The corporate reformers are watching their grandiose plans fall apart, and I suspect they are getting worried; their deep-pocketed backers wanted to see results by the end of the year, and it increasingly looks like that simply isn't going to happen. So they're shifting the goalposts and toning down their rhetoric. The preferred outcomes are now more modest, and the new tone is reasonable and conciliatory.
Witness today's op-ed from B4K's Derrell Bradford, featuring his new, wonky sales pitch:
The state Department of Education currently is piloting an overhaul of teacher evaluation in New Jersey consistent with the guidance of President Barack Obama and U.S. Secretary of Education Arne Duncan. The pilot makes student learning, demonstrated in a variety of objective manners, a key factor in how teachers are evaluated. My organization, B4K, supports the pilot program and using student learning as a significant factor to determine if teachers are awarded tenure.As I pointed out at the time, this "pilot" didn't even allow time for a real analysis of its outcomes before the system was imposed by the state on districts next year. ACTING Commissioner Cerf seems to have backed off on the timetable, because there's still plenty of evidence the state is no where near ready to implement a system that tracks this huge set of data. Maybe if they had started out with an advisory group that included actual teachers, instead of unqualified lobbyists like Bradford, they would have come up with something that actually had a chance of working.
The Department of Education’s evaluation pilot program makes objective measures of student performance constitute 50 percent of a teacher’s evaluation, with the remaining 50 percent being grounded in more traditional teacher observation against a high-quality rubric approved by the department. More importantly, both halves of this framework are flexible, with the objective 50 percent allowing districts to make as little as 35 percent of a teacher’s total evaluation linked to statewide standardized assessments (the rest can be district-created assessments or school-based measures).Oh, please: do you really think cash-strapped districts are going to spend money - let alone instructional time - on assessments other than the state tests they have to give anyway? And I'd like to know if Bradford agrees with what's happening down in Tennessee, where PE teachers pick which school-wide results on state tests (like writing or math) they want included in their evaluations. Because that's exactly what could - and probably will - happen under his proposal.
Moreover, those measures assess student achievement based on growth (how much did students learn over time), not as a single data point.

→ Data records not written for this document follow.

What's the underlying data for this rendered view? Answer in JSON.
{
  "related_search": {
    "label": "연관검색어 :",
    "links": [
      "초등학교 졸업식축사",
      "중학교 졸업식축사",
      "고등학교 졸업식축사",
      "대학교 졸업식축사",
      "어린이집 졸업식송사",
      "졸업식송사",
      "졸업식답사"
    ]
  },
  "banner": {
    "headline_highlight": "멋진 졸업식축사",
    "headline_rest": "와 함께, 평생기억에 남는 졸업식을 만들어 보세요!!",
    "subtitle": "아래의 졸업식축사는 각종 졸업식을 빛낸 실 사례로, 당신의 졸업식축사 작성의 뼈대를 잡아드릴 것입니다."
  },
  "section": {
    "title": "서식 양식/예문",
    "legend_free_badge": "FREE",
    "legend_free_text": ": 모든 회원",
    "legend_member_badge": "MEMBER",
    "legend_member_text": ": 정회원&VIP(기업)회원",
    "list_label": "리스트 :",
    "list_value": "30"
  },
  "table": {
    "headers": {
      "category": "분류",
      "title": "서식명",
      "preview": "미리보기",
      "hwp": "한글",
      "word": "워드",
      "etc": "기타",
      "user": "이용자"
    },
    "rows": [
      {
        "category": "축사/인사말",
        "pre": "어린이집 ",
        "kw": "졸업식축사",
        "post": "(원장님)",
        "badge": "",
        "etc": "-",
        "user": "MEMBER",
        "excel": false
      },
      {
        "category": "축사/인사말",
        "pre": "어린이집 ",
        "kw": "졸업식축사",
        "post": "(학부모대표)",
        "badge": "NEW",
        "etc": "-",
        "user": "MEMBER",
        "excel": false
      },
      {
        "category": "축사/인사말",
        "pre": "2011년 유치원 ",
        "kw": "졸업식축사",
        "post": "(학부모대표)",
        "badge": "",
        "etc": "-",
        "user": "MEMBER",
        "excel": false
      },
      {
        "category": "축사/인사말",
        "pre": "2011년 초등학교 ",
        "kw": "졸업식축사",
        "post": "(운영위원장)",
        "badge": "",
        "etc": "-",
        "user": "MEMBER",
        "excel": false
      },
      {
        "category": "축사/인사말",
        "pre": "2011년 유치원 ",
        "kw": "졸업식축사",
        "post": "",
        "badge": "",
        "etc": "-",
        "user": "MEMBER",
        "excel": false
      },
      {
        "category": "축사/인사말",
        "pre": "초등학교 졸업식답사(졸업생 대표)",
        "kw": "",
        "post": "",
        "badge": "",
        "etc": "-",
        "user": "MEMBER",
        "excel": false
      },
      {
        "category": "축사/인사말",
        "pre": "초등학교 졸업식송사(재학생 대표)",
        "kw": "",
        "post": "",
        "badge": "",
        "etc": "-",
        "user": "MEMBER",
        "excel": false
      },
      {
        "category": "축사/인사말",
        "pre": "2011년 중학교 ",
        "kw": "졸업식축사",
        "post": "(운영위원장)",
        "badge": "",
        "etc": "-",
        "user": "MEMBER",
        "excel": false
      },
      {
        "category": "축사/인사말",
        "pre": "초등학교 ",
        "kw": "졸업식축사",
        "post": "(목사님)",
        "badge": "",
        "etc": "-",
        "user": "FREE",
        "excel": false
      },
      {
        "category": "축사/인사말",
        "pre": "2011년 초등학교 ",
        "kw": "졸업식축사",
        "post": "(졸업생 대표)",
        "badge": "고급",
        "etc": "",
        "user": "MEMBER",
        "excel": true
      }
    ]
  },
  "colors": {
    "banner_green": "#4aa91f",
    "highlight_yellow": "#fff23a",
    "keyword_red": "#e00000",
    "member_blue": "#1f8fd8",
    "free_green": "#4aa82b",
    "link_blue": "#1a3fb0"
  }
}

The remaining, subjective 50 percent allows for competition among evaluation rubrics, as districts work to find the right fit. It also changes the rating system to four categories from two.Which means students taking MORE standardized tests, as the teachers can only be held to account for what happens in their classrooms during the school year - not the year before and not during the summer. I'll bet the testing industry is licking their chops at that. I can see it now: teachers and principals deliberately trying to get kids to score as low as possible in the fall the exaggerate gains in the spring.
Bradford's use of the word "growth," by the way, is quite deliberate: the NJDOE is pushing for Student Growth Percentages (SGPs) to be used in teacher evaluations. So there will be no effort made to try to correct for student characteristics and home environment, even though that has a far larger effect on test scores than anything that happens in school. And no accounting for the fact that students are not assigned randomly to teachers, so principals can reward favored employees and punish others. And no accounting for the biased and unreliable nature of the tests themselves. Or the fact that no matter the percentage of the evaluation, an inflexible number becomes all of the actual decision.
Hey, but no worries! Turns out these tests tell us the same thing as observations!
The University of Chicago, in its study “Rethinking Teacher Evaluation in Chicago,” found there “is a strong relationship between classroom observation ratings and value added measures, and the relationship holds for math and reading test scores. In the classrooms of highly rated teachers, students showed the most growth; in the classrooms of teachers with low observation ratings, students showed the least growth.”So, the tests confirm what the observations already tell you. Then why have the tests at all? And why try to classify teachers into several levels based on those tests, when the tests - which Bradford himself admits have high error rates - are clearly incapable of that level of precision?
Bradford also ventures into tenure reform in his piece, but curiously leaves out B4K's previous demands that tenure appeals be contained within the system. Maybe he finally understands that taxpayers do not want their schools turned into a bunch of little patronage machines, and that a tenure hearing without an appeal outside the district isn't tenure at all.
And he's pretty much given up on merit pay, which doesn't work. He's going to take established programs like National Board Certification, tweak them a little, and try to claim them as his own. Whatever.
But notice what's missing here: no charter schools. No vouchers. No NJEA bashing.
Bradford is making a last stand on incorporating test scores into teacher evaluations, a practice that is already the status quo in much of the country. Where's the bold new thinking? Where's the courage to stand up for the children? What we have here are the first pieces of evidence of retreat. They made their case, and it has been found wanting.
This isn't over. But the momentum is shifting.